-------- Dataset extract
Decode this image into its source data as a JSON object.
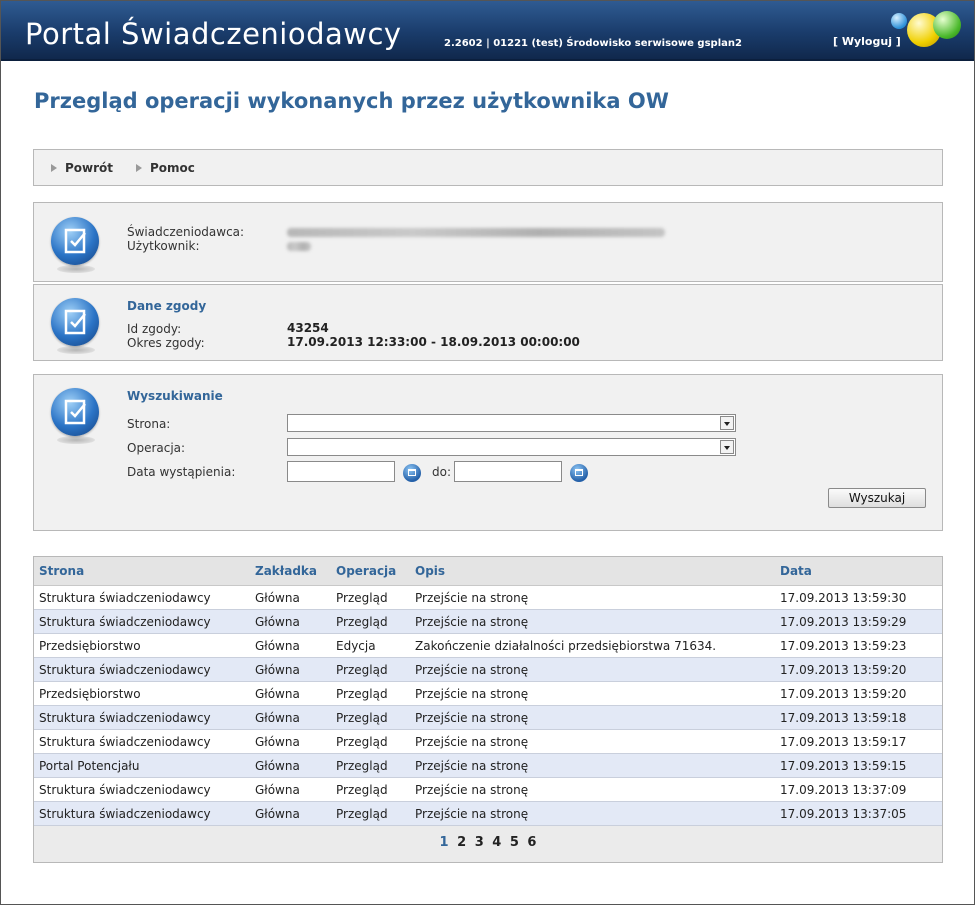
{
  "header": {
    "title": "Portal Świadczeniodawcy",
    "version": "2.2602 | 01221 (test) Środowisko serwisowe gsplan2",
    "logout": "[ Wyloguj ]"
  },
  "page": {
    "title": "Przegląd operacji wykonanych przez użytkownika OW"
  },
  "toolbar": {
    "back": "Powrót",
    "help": "Pomoc"
  },
  "info": {
    "provider_label": "Świadczeniodawca:",
    "user_label": "Użytkownik:"
  },
  "consent": {
    "title": "Dane zgody",
    "id_label": "Id zgody:",
    "id_value": "43254",
    "period_label": "Okres zgody:",
    "period_value": "17.09.2013 12:33:00 - 18.09.2013 00:00:00"
  },
  "search": {
    "title": "Wyszukiwanie",
    "page_label": "Strona:",
    "page_value": "",
    "operation_label": "Operacja:",
    "operation_value": "",
    "date_label": "Data wystąpienia:",
    "date_from": "",
    "date_to_label": "do:",
    "date_to": "",
    "button": "Wyszukaj"
  },
  "table": {
    "columns": [
      "Strona",
      "Zakładka",
      "Operacja",
      "Opis",
      "Data"
    ],
    "rows": [
      [
        "Struktura świadczeniodawcy",
        "Główna",
        "Przegląd",
        "Przejście na stronę",
        "17.09.2013 13:59:30"
      ],
      [
        "Struktura świadczeniodawcy",
        "Główna",
        "Przegląd",
        "Przejście na stronę",
        "17.09.2013 13:59:29"
      ],
      [
        "Przedsiębiorstwo",
        "Główna",
        "Edycja",
        "Zakończenie działalności przedsiębiorstwa 71634.",
        "17.09.2013 13:59:23"
      ],
      [
        "Struktura świadczeniodawcy",
        "Główna",
        "Przegląd",
        "Przejście na stronę",
        "17.09.2013 13:59:20"
      ],
      [
        "Przedsiębiorstwo",
        "Główna",
        "Przegląd",
        "Przejście na stronę",
        "17.09.2013 13:59:20"
      ],
      [
        "Struktura świadczeniodawcy",
        "Główna",
        "Przegląd",
        "Przejście na stronę",
        "17.09.2013 13:59:18"
      ],
      [
        "Struktura świadczeniodawcy",
        "Główna",
        "Przegląd",
        "Przejście na stronę",
        "17.09.2013 13:59:17"
      ],
      [
        "Portal Potencjału",
        "Główna",
        "Przegląd",
        "Przejście na stronę",
        "17.09.2013 13:59:15"
      ],
      [
        "Struktura świadczeniodawcy",
        "Główna",
        "Przegląd",
        "Przejście na stronę",
        "17.09.2013 13:37:09"
      ],
      [
        "Struktura świadczeniodawcy",
        "Główna",
        "Przegląd",
        "Przejście na stronę",
        "17.09.2013 13:37:05"
      ]
    ]
  },
  "pagination": {
    "pages": [
      "1",
      "2",
      "3",
      "4",
      "5",
      "6"
    ],
    "current": "1"
  },
  "colors": {
    "header_bg": "#1a3c6b",
    "accent": "#336699",
    "row_alt": "#e3e9f6"
  },
  "icons": [
    "document-check-icon",
    "calendar-icon",
    "dropdown-arrow-icon",
    "triangle-bullet-icon"
  ]
}
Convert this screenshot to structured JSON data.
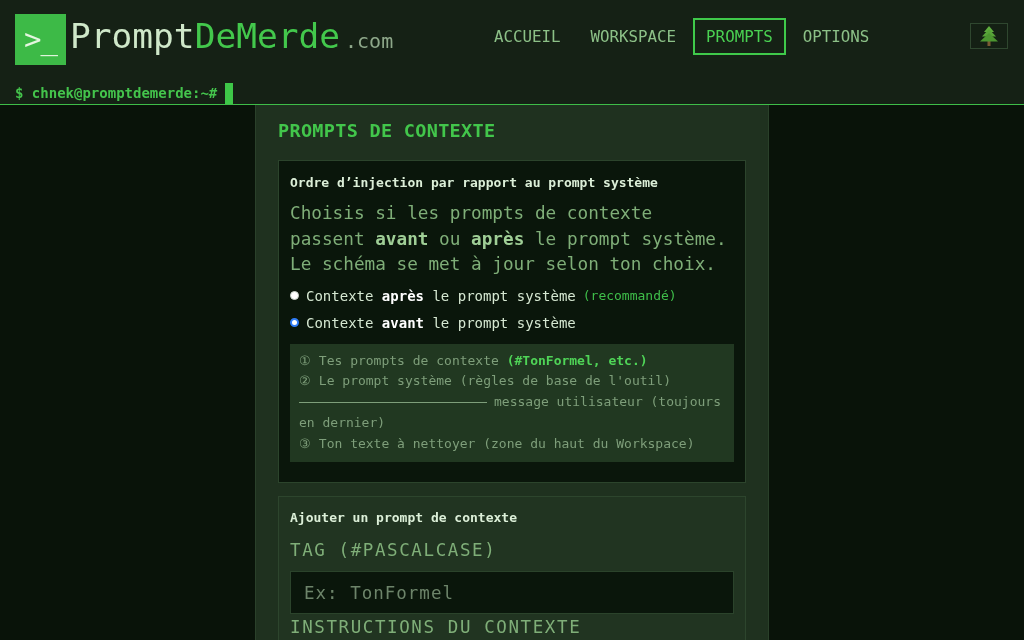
{
  "header": {
    "logo": {
      "symbol": ">_",
      "name_start": "Prompt",
      "name_end": "DeMerde",
      "suffix": ".com"
    },
    "nav": [
      {
        "label": "ACCUEIL",
        "selected": false
      },
      {
        "label": "WORKSPACE",
        "selected": false
      },
      {
        "label": "PROMPTS",
        "selected": true
      },
      {
        "label": "OPTIONS",
        "selected": false
      }
    ],
    "prompt_line": "$ chnek@promptdemerde:~#"
  },
  "panel": {
    "title": "PROMPTS DE CONTEXTE",
    "injection_order": {
      "heading": "Ordre d’injection par rapport au prompt système",
      "description": "Choisis si les prompts de contexte passent **avant** ou **après** le prompt système. Le schéma se met à jour selon ton choix.",
      "options": [
        {
          "label": "Contexte **après** le prompt système",
          "note": "(recommandé)",
          "selected": false
        },
        {
          "label": "Contexte **avant** le prompt système",
          "selected": true
        }
      ],
      "schema": [
        {
          "kind": "step",
          "text": "① Tes prompts de contexte **(#TonFormel, etc.)**"
        },
        {
          "kind": "step",
          "text": "② Le prompt système (règles de base de l'outil)"
        },
        {
          "kind": "separator",
          "text": "message utilisateur (toujours en dernier)"
        },
        {
          "kind": "step",
          "text": "③ Ton texte à nettoyer (zone du haut du Workspace)"
        }
      ]
    },
    "add_prompt": {
      "heading": "Ajouter un prompt de contexte",
      "tag_label": "TAG (#PASCALCASE)",
      "tag_placeholder": "Ex: TonFormel",
      "instructions_label": "INSTRUCTIONS DU CONTEXTE"
    }
  }
}
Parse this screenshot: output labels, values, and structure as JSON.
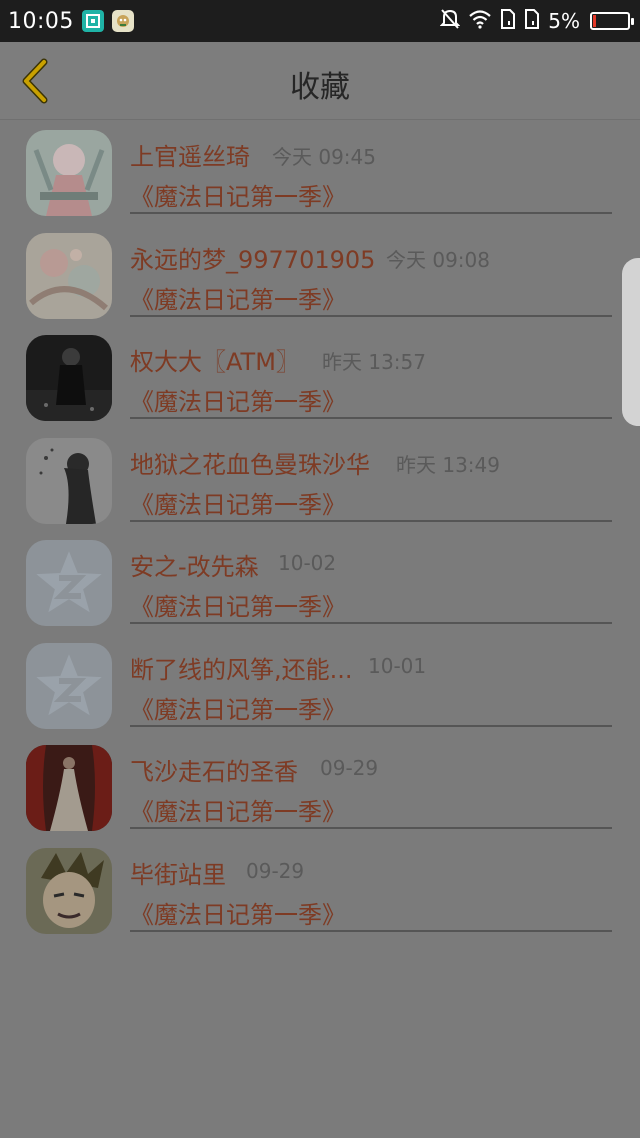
{
  "status_bar": {
    "time": "10:05",
    "battery_pct": "5%",
    "battery_level": 0.05,
    "icons": [
      "screenshot-app-icon",
      "robot-app-icon",
      "mute-icon",
      "wifi-icon",
      "sim-icon",
      "sim-icon",
      "battery-icon"
    ]
  },
  "header": {
    "title": "收藏",
    "back_icon": "chevron-left-icon"
  },
  "favorites": [
    {
      "name": "上官遥丝琦",
      "time": "今天 09:45",
      "book": "《魔法日记第一季》",
      "avatar": "anime-art"
    },
    {
      "name": "永远的梦_997701905",
      "time": "今天 09:08",
      "book": "《魔法日记第一季》",
      "avatar": "floral-art"
    },
    {
      "name": "权大大〖ATM〗",
      "time": "昨天 13:57",
      "book": "《魔法日记第一季》",
      "avatar": "dark-portrait"
    },
    {
      "name": "地狱之花血色曼珠沙华",
      "time": "昨天 13:49",
      "book": "《魔法日记第一季》",
      "avatar": "girl-silhouette"
    },
    {
      "name": "安之-改先森",
      "time": "10-02",
      "book": "《魔法日记第一季》",
      "avatar": "default-star"
    },
    {
      "name": "断了线的风筝,还能...",
      "time": "10-01",
      "book": "《魔法日记第一季》",
      "avatar": "default-star"
    },
    {
      "name": "飞沙走石的圣香",
      "time": "09-29",
      "book": "《魔法日记第一季》",
      "avatar": "curtain-portrait"
    },
    {
      "name": "毕街站里",
      "time": "09-29",
      "book": "《魔法日记第一季》",
      "avatar": "anime-man"
    }
  ],
  "colors": {
    "overlay_bg": "#7b7b7b",
    "accent_text": "#7e3b24",
    "back_icon": "#c9a100"
  }
}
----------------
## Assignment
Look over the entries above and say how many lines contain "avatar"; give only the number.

## Exercise output
8